In the entries below, count the lines that contain the word "ステップ" and give only that number.

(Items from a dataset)
=== Section Start ===
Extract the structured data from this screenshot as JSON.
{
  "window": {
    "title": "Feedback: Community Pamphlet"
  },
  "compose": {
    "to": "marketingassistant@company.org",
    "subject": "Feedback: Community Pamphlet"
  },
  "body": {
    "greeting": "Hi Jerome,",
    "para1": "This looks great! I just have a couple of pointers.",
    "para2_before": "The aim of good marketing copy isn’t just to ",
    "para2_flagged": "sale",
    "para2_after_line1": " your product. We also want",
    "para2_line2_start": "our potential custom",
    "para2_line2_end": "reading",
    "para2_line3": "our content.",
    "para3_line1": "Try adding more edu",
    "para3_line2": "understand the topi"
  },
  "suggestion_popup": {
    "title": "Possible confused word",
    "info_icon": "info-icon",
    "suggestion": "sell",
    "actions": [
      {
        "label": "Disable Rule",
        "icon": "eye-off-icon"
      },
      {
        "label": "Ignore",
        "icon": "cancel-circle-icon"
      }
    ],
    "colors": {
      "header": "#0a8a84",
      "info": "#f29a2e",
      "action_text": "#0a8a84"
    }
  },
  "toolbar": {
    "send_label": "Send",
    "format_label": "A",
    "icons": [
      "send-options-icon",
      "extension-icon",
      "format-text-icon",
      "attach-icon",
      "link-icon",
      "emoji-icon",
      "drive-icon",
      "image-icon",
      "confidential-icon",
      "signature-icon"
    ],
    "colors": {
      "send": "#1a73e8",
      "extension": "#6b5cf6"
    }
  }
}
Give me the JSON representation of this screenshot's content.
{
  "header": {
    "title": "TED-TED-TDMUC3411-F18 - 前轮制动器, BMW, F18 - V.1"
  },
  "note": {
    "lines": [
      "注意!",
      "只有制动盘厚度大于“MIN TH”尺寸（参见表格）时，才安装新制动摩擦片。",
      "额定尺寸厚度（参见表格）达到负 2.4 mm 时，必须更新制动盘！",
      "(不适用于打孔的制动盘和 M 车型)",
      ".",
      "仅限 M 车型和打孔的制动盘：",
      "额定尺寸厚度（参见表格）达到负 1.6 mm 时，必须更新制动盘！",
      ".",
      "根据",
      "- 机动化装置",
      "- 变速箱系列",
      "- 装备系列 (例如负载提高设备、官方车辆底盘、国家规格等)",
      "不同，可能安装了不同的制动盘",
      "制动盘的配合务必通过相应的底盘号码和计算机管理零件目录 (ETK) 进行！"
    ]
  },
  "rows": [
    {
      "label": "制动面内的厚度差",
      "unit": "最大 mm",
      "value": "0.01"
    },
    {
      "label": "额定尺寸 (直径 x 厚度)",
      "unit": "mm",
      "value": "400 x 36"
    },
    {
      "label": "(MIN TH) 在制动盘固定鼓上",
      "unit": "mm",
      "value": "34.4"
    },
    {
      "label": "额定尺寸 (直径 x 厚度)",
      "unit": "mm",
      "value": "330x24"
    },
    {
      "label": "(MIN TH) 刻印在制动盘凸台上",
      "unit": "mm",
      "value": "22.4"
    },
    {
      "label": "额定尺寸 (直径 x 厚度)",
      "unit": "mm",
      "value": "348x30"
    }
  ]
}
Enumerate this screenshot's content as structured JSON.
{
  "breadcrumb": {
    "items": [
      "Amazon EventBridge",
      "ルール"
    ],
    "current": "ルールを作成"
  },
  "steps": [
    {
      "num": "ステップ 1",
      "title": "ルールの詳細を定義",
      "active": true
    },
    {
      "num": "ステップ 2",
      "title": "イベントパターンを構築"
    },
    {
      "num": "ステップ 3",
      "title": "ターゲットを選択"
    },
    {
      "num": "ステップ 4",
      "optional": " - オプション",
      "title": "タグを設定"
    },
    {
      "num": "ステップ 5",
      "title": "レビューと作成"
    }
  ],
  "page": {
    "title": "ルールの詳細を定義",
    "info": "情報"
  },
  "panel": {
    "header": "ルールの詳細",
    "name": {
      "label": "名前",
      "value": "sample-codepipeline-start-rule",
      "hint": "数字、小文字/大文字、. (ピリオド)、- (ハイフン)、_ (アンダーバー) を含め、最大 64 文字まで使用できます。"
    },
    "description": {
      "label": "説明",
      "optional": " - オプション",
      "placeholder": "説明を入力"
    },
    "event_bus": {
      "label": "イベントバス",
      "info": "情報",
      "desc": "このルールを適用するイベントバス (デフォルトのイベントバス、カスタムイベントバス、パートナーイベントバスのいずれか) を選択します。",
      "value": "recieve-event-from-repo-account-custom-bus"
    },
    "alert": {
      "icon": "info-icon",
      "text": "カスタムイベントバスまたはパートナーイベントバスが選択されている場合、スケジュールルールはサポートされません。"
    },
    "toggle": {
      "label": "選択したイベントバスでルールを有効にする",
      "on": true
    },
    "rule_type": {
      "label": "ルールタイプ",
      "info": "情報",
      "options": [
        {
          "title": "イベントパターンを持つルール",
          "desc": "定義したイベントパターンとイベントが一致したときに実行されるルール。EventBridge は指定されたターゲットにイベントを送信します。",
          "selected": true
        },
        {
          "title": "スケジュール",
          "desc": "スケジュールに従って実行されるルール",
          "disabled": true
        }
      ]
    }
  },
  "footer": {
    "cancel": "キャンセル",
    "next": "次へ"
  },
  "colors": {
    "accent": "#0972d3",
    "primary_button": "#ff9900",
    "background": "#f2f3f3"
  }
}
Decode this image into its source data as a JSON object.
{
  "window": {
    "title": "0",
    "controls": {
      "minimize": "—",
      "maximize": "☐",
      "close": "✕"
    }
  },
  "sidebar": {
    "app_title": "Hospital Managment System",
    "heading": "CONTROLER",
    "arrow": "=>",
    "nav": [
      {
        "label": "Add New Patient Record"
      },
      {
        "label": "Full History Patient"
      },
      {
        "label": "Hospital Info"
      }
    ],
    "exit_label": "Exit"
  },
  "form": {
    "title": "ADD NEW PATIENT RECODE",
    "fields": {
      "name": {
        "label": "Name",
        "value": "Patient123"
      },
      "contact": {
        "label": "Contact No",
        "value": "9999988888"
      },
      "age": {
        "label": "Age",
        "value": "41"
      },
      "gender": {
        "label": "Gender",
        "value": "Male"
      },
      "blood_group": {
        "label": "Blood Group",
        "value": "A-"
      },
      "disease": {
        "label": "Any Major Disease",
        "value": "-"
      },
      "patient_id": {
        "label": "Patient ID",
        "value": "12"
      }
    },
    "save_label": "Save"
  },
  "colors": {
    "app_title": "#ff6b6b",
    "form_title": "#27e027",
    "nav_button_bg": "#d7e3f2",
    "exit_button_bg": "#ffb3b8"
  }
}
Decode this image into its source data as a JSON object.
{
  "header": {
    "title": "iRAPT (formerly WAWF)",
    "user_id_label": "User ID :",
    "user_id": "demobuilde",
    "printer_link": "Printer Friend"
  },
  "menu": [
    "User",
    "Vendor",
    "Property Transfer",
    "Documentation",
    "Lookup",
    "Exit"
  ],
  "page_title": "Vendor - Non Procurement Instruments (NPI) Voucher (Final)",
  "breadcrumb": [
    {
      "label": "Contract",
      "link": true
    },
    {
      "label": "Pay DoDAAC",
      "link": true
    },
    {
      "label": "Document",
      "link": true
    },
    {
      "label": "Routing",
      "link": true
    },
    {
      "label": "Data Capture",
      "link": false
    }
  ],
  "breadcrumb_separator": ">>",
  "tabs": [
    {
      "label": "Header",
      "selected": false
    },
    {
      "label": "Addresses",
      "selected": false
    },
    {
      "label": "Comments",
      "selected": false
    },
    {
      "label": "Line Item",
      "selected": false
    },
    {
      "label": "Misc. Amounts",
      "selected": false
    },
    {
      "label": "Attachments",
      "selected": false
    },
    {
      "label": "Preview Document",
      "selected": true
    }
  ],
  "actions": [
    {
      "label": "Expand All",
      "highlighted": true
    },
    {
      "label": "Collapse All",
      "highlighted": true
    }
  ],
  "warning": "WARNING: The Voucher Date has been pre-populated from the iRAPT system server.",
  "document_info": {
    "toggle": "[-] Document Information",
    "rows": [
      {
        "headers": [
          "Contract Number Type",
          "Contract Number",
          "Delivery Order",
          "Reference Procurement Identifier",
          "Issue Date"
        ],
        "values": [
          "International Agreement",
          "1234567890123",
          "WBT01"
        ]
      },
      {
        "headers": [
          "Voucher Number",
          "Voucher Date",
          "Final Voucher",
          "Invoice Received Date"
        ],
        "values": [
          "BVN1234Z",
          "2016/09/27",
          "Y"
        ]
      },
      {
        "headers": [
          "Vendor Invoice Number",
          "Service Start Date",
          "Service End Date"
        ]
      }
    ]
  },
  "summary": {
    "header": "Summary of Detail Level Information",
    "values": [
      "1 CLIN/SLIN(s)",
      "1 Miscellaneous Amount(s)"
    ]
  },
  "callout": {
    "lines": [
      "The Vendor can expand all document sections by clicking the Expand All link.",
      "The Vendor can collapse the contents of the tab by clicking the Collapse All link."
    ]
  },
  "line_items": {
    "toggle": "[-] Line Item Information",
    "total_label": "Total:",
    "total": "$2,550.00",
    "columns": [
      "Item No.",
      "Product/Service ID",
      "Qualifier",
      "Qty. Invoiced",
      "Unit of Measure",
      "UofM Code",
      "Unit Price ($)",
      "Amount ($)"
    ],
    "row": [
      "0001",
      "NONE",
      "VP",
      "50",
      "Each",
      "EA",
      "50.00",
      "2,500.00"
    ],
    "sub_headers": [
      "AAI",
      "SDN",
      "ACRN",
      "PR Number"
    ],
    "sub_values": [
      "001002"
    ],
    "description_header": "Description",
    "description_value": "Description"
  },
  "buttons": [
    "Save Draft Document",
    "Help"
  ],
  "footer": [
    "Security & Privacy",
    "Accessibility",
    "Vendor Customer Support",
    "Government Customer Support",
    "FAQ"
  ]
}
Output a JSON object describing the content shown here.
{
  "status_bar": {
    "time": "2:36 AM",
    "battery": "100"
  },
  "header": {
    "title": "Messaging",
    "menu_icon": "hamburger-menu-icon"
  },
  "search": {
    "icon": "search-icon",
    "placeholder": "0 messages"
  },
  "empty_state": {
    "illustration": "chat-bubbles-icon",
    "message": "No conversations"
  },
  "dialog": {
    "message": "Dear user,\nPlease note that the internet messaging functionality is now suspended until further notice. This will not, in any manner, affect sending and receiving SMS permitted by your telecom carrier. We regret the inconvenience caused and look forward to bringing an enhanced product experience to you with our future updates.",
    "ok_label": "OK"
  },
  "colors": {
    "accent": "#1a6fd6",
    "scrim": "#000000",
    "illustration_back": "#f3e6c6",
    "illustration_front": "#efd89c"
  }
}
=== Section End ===
__Response__: 5